DATASET RECORDS:
----------------

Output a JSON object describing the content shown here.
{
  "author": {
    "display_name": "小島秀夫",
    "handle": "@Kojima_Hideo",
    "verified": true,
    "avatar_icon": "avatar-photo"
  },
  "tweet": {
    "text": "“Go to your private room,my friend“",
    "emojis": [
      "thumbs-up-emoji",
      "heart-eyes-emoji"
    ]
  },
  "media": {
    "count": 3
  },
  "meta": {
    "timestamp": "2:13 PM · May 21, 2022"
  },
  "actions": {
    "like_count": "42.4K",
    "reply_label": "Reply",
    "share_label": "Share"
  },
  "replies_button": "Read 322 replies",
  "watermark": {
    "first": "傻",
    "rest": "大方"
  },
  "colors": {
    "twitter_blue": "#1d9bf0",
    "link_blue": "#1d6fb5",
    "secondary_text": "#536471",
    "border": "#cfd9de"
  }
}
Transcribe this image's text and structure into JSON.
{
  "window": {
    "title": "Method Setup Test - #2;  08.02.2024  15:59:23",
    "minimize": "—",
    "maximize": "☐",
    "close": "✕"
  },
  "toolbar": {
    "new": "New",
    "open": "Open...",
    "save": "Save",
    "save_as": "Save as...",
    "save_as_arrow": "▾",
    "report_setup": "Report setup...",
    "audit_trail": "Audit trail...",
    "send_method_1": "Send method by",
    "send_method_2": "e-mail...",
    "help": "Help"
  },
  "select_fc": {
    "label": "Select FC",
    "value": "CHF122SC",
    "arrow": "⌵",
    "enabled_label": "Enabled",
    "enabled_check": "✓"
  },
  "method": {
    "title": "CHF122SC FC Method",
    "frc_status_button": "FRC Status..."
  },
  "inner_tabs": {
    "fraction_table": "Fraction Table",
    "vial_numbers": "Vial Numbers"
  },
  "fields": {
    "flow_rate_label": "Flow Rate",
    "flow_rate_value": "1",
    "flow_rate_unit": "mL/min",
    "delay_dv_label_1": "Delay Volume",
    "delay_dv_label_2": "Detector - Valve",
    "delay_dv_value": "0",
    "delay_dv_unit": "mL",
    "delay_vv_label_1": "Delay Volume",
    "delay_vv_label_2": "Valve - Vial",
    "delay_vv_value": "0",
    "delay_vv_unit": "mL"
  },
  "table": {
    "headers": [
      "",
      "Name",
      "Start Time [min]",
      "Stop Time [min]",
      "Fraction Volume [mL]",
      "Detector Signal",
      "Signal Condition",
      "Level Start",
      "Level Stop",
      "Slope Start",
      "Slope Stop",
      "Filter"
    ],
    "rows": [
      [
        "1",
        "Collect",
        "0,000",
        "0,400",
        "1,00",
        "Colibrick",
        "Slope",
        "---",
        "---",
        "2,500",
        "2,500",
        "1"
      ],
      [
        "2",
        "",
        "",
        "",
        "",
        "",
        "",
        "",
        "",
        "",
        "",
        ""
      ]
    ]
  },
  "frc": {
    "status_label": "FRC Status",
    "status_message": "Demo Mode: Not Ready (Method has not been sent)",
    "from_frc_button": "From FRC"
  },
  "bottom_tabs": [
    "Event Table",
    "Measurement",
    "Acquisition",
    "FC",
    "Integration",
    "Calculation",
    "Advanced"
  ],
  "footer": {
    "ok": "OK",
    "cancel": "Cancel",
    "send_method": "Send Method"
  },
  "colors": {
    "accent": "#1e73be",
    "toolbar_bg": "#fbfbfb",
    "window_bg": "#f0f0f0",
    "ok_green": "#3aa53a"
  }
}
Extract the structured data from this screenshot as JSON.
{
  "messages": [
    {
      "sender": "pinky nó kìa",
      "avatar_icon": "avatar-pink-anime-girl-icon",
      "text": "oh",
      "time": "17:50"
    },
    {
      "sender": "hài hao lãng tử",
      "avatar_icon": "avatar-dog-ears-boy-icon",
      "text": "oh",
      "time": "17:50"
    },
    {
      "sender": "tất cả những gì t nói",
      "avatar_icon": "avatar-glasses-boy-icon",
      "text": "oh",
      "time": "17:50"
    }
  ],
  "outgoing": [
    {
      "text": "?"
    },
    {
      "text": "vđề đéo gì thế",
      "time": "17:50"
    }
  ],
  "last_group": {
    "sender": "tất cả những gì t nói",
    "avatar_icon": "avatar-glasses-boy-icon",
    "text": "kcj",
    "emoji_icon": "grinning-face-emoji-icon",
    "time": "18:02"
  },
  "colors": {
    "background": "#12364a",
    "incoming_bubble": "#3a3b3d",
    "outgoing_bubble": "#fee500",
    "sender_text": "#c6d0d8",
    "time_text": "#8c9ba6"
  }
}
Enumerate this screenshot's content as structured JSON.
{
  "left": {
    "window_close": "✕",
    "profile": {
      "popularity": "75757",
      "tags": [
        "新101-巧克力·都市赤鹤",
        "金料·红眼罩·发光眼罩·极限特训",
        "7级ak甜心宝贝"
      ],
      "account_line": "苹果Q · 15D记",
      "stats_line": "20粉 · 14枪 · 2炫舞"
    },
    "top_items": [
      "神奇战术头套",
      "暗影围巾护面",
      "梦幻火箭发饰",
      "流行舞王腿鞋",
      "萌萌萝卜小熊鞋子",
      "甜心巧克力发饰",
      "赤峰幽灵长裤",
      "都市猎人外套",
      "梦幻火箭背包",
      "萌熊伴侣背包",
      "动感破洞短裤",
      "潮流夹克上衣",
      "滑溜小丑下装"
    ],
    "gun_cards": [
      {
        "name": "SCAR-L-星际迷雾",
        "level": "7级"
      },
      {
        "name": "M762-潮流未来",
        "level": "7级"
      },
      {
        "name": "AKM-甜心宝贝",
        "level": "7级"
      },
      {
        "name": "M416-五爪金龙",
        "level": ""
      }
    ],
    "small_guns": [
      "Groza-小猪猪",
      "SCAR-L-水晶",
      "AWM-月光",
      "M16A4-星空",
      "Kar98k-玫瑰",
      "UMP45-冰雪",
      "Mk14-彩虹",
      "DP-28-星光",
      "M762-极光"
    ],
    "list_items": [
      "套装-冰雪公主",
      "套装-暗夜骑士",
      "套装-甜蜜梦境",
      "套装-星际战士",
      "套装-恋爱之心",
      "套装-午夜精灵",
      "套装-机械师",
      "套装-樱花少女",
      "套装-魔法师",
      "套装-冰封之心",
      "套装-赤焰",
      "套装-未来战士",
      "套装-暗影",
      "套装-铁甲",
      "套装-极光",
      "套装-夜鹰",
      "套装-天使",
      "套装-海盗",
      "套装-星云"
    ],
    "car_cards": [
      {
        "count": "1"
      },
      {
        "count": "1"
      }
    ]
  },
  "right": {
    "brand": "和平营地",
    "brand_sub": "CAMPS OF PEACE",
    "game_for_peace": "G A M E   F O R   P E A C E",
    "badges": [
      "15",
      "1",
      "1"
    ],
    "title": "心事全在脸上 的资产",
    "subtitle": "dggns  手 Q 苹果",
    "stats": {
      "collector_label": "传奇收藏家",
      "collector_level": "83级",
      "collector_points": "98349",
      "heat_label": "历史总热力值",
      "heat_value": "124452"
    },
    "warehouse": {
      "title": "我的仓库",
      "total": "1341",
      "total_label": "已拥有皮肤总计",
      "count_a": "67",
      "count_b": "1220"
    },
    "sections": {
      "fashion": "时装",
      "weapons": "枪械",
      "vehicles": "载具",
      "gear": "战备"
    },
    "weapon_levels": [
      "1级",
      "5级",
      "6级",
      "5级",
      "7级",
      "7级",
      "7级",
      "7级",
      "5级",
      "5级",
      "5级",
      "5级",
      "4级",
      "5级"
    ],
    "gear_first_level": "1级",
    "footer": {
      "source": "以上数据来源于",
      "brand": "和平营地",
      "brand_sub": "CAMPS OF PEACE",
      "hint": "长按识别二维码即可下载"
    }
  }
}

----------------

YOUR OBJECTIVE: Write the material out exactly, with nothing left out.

WRITTEN ANSWER:
Output a JSON object describing the content shown here.
{
  "author": {
    "display_name": "小島秀夫",
    "handle": "@Kojima_Hideo",
    "verified": true,
    "avatar_icon": "avatar-photo"
  },
  "tweet": {
    "text": "“Go to your private room,my friend“",
    "emojis": [
      "thumbs-up-emoji",
      "heart-eyes-emoji"
    ]
  },
  "media": {
    "count": 3
  },
  "meta": {
    "timestamp": "2:13 PM · May 21, 2022"
  },
  "actions": {
    "like_count": "42.4K",
    "reply_label": "Reply",
    "share_label": "Share"
  },
  "replies_button": "Read 322 replies",
  "watermark": {
    "first": "傻",
    "rest": "大方"
  },
  "colors": {
    "twitter_blue": "#1d9bf0",
    "link_blue": "#1d6fb5",
    "secondary_text": "#536471",
    "border": "#cfd9de"
  }
}
Transcribe this image's text and structure into JSON.
{
  "window": {
    "title": "Method Setup Test - #2;  08.02.2024  15:59:23",
    "minimize": "—",
    "maximize": "☐",
    "close": "✕"
  },
  "toolbar": {
    "new": "New",
    "open": "Open...",
    "save": "Save",
    "save_as": "Save as...",
    "save_as_arrow": "▾",
    "report_setup": "Report setup...",
    "audit_trail": "Audit trail...",
    "send_method_1": "Send method by",
    "send_method_2": "e-mail...",
    "help": "Help"
  },
  "select_fc": {
    "label": "Select FC",
    "value": "CHF122SC",
    "arrow": "⌵",
    "enabled_label": "Enabled",
    "enabled_check": "✓"
  },
  "method": {
    "title": "CHF122SC FC Method",
    "frc_status_button": "FRC Status..."
  },
  "inner_tabs": {
    "fraction_table": "Fraction Table",
    "vial_numbers": "Vial Numbers"
  },
  "fields": {
    "flow_rate_label": "Flow Rate",
    "flow_rate_value": "1",
    "flow_rate_unit": "mL/min",
    "delay_dv_label_1": "Delay Volume",
    "delay_dv_label_2": "Detector - Valve",
    "delay_dv_value": "0",
    "delay_dv_unit": "mL",
    "delay_vv_label_1": "Delay Volume",
    "delay_vv_label_2": "Valve - Vial",
    "delay_vv_value": "0",
    "delay_vv_unit": "mL"
  },
  "table": {
    "headers": [
      "",
      "Name",
      "Start Time [min]",
      "Stop Time [min]",
      "Fraction Volume [mL]",
      "Detector Signal",
      "Signal Condition",
      "Level Start",
      "Level Stop",
      "Slope Start",
      "Slope Stop",
      "Filter"
    ],
    "rows": [
      [
        "1",
        "Collect",
        "0,000",
        "0,400",
        "1,00",
        "Colibrick",
        "Slope",
        "---",
        "---",
        "2,500",
        "2,500",
        "1"
      ],
      [
        "2",
        "",
        "",
        "",
        "",
        "",
        "",
        "",
        "",
        "",
        "",
        ""
      ]
    ]
  },
  "frc": {
    "status_label": "FRC Status",
    "status_message": "Demo Mode: Not Ready (Method has not been sent)",
    "from_frc_button": "From FRC"
  },
  "bottom_tabs": [
    "Event Table",
    "Measurement",
    "Acquisition",
    "FC",
    "Integration",
    "Calculation",
    "Advanced"
  ],
  "footer": {
    "ok": "OK",
    "cancel": "Cancel",
    "send_method": "Send Method"
  },
  "colors": {
    "accent": "#1e73be",
    "toolbar_bg": "#fbfbfb",
    "window_bg": "#f0f0f0",
    "ok_green": "#3aa53a"
  }
}
Extract the structured data from this screenshot as JSON.
{
  "messages": [
    {
      "sender": "pinky nó kìa",
      "avatar_icon": "avatar-pink-anime-girl-icon",
      "text": "oh",
      "time": "17:50"
    },
    {
      "sender": "hài hao lãng tử",
      "avatar_icon": "avatar-dog-ears-boy-icon",
      "text": "oh",
      "time": "17:50"
    },
    {
      "sender": "tất cả những gì t nói",
      "avatar_icon": "avatar-glasses-boy-icon",
      "text": "oh",
      "time": "17:50"
    }
  ],
  "outgoing": [
    {
      "text": "?"
    },
    {
      "text": "vđề đéo gì thế",
      "time": "17:50"
    }
  ],
  "last_group": {
    "sender": "tất cả những gì t nói",
    "avatar_icon": "avatar-glasses-boy-icon",
    "text": "kcj",
    "emoji_icon": "grinning-face-emoji-icon",
    "time": "18:02"
  },
  "colors": {
    "background": "#12364a",
    "incoming_bubble": "#3a3b3d",
    "outgoing_bubble": "#fee500",
    "sender_text": "#c6d0d8",
    "time_text": "#8c9ba6"
  }
}
Enumerate this screenshot's content as structured JSON.
{
  "left": {
    "window_close": "✕",
    "profile": {
      "popularity": "75757",
      "tags": [
        "新101-巧克力·都市赤鹤",
        "金料·红眼罩·发光眼罩·极限特训",
        "7级ak甜心宝贝"
      ],
      "account_line": "苹果Q · 15D记",
      "stats_line": "20粉 · 14枪 · 2炫舞"
    },
    "top_items": [
      "神奇战术头套",
      "暗影围巾护面",
      "梦幻火箭发饰",
      "流行舞王腿鞋",
      "萌萌萝卜小熊鞋子",
      "甜心巧克力发饰",
      "赤峰幽灵长裤",
      "都市猎人外套",
      "梦幻火箭背包",
      "萌熊伴侣背包",
      "动感破洞短裤",
      "潮流夹克上衣",
      "滑溜小丑下装"
    ],
    "gun_cards": [
      {
        "name": "SCAR-L-星际迷雾",
        "level": "7级"
      },
      {
        "name": "M762-潮流未来",
        "level": "7级"
      },
      {
        "name": "AKM-甜心宝贝",
        "level": "7级"
      },
      {
        "name": "M416-五爪金龙",
        "level": ""
      }
    ],
    "small_guns": [
      "Groza-小猪猪",
      "SCAR-L-水晶",
      "AWM-月光",
      "M16A4-星空",
      "Kar98k-玫瑰",
      "UMP45-冰雪",
      "Mk14-彩虹",
      "DP-28-星光",
      "M762-极光"
    ],
    "list_items": [
      "套装-冰雪公主",
      "套装-暗夜骑士",
      "套装-甜蜜梦境",
      "套装-星际战士",
      "套装-恋爱之心",
      "套装-午夜精灵",
      "套装-机械师",
      "套装-樱花少女",
      "套装-魔法师",
      "套装-冰封之心",
      "套装-赤焰",
      "套装-未来战士",
      "套装-暗影",
      "套装-铁甲",
      "套装-极光",
      "套装-夜鹰",
      "套装-天使",
      "套装-海盗",
      "套装-星云"
    ],
    "car_cards": [
      {
        "count": "1"
      },
      {
        "count": "1"
      }
    ]
  },
  "right": {
    "brand": "和平营地",
    "brand_sub": "CAMPS OF PEACE",
    "game_for_peace": "G A M E   F O R   P E A C E",
    "badges": [
      "15",
      "1",
      "1"
    ],
    "title": "心事全在脸上 的资产",
    "subtitle": "dggns  手 Q 苹果",
    "stats": {
      "collector_label": "传奇收藏家",
      "collector_level": "83级",
      "collector_points": "98349",
      "heat_label": "历史总热力值",
      "heat_value": "124452"
    },
    "warehouse": {
      "title": "我的仓库",
      "total": "1341",
      "total_label": "已拥有皮肤总计",
      "count_a": "67",
      "count_b": "1220"
    },
    "sections": {
      "fashion": "时装",
      "weapons": "枪械",
      "vehicles": "载具",
      "gear": "战备"
    },
    "weapon_levels": [
      "1级",
      "5级",
      "6级",
      "5级",
      "7级",
      "7级",
      "7级",
      "7级",
      "5级",
      "5级",
      "5级",
      "5级",
      "4级",
      "5级"
    ],
    "gear_first_level": "1级",
    "footer": {
      "source": "以上数据来源于",
      "brand": "和平营地",
      "brand_sub": "CAMPS OF PEACE",
      "hint": "长按识别二维码即可下载"
    }
  }
}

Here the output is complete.